In 1963 Yanase met Japan’s Prime Minister Shigeru Yoshida. According to lore, Yoshida talked Yanase out of importing small and cheap cars to help the Japanese industry. Or as Automotive News writes:
“Henceforth, he would import small numbers of luxury cars and sell them at high markups. He had no interest in building volume sales of popularly priced models.”
The story is only half true. Yanase imported big Mercedes and sold them at inflated prices to loaded Japanese. This 300SEL for instance (which seems to be an oil burner while running on gasoline) …
… or this kawaii 280SL …
… which even has its original Becker Radio. But the bulk of the imports remained Volkswagens. Since I can remember, and that’s a long time, Volkswagen has been the number one import brand to Japan. Last year, a quarter of the 316,000 cars imported to Japan were Volkswagen Group cars. In 1992, Volkswagen left Yanase, oddly enough, it went to Toyota, which sold Volkswagen through its dealer network. That not widely known alliance lasted successfully through 2009. Also little known: Toyota offered GM the same deal, guaranteeing GM 5,000 units a year. GM declined. Not a smart move. 20 years later, in 2012, GM sold 3,064 cars in all of Japan.
After VW left, Yanase tried importing Opels. He failed. Nobody wanted them. Yanase offered GM to sell its Japan fighter Saturn to Japan. In 1992, Yanase told a reporter of the New York Times:
“If G.M. would be willing to export Saturn to Japan, I believe we could sell 30,000 cars in Japan.”
The story of the closed Japanese market is a myth. It’s wide open. In 1992, the New York Times reporter told about a meeting with Yanase:
“Despite his long history butting heads with Japan’s bureaucracy, or maybe because of that, Mr. Yanase now maintains that there are no more trade barriers in Japan.
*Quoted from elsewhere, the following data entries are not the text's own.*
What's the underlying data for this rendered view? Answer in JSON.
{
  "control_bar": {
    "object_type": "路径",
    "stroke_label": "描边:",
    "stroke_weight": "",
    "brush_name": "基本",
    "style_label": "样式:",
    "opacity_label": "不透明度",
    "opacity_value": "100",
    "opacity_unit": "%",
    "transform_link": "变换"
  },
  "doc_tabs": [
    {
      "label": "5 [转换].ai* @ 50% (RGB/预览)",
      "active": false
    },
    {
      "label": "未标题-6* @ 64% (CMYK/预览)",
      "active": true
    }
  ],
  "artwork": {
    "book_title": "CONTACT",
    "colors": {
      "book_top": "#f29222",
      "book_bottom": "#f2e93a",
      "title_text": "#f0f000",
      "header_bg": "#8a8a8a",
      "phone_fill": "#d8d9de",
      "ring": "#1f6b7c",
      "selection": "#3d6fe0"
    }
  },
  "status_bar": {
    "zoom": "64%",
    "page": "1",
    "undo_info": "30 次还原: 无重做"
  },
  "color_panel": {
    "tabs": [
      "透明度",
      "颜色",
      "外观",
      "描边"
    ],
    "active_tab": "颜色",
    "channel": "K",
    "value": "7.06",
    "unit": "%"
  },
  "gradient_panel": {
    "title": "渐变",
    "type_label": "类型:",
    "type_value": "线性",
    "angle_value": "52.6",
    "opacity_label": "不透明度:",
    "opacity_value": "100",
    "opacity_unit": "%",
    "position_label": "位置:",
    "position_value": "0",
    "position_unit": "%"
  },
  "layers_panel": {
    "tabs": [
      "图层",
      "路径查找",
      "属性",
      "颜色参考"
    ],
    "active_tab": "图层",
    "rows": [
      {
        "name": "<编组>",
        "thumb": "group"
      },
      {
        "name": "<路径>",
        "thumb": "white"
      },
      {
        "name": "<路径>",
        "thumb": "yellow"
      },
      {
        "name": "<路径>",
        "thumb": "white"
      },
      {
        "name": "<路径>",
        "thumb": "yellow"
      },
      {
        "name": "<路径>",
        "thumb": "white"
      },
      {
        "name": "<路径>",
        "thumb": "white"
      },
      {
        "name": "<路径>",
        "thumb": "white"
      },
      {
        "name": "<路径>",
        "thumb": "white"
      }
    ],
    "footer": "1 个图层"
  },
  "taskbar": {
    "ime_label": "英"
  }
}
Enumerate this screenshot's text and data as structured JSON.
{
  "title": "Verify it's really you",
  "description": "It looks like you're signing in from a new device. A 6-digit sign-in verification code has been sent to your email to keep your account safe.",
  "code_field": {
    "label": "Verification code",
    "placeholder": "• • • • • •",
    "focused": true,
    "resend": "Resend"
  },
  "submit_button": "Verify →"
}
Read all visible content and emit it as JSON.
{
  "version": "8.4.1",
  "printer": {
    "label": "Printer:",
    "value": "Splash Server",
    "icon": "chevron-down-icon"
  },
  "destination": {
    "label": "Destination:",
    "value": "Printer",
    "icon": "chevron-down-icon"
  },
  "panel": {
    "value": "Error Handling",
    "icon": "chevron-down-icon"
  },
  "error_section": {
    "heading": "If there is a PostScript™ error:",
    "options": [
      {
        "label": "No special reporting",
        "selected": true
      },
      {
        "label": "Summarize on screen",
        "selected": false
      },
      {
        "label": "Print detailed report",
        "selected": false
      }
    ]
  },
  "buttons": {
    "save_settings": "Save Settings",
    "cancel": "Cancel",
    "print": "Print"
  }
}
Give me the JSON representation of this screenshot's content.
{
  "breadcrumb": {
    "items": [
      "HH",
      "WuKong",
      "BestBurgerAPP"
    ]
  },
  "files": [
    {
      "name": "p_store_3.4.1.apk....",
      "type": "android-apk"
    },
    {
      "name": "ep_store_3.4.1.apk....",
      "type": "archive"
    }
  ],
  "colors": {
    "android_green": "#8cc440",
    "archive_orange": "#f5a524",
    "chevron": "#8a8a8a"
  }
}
The last of the import tariffs and luxury taxes that once made foreign cars so expensive was eliminated in 1989, he said.
The market is “completely open — no jacket, no blouse, no brassiere,” he said, flinging his arms out as if to rip off his clothes. “Everything is completely open.”
In 2009, Volkswagen started its own import business in Japan. Today, most major carmakers who sell in Japan do it without an importer. Writes Automotive News:
“Few carmakers strive to get into Japan anymore. Brands with established dealer networks there — including VW, Audi, Mercedes, BMW, Peugeot and Volvo — can make good profits. But others look at the cost of setting up a Japan network and turn instead to China, where the potential for profits today and volume tomorrow is greater.”
Today, Yanase is part of Itochu, the company better known for its C. Itoh printers.
Then why is there still a Free Market story, appearing in the catalog of Sunday’s Classic Auto Show? It’s not a story, it’s a misprint. Ls and Rs, a Japanese problem. The article is about the Flea Market at the show. Where you could buy anything from carbs …
… to blowers.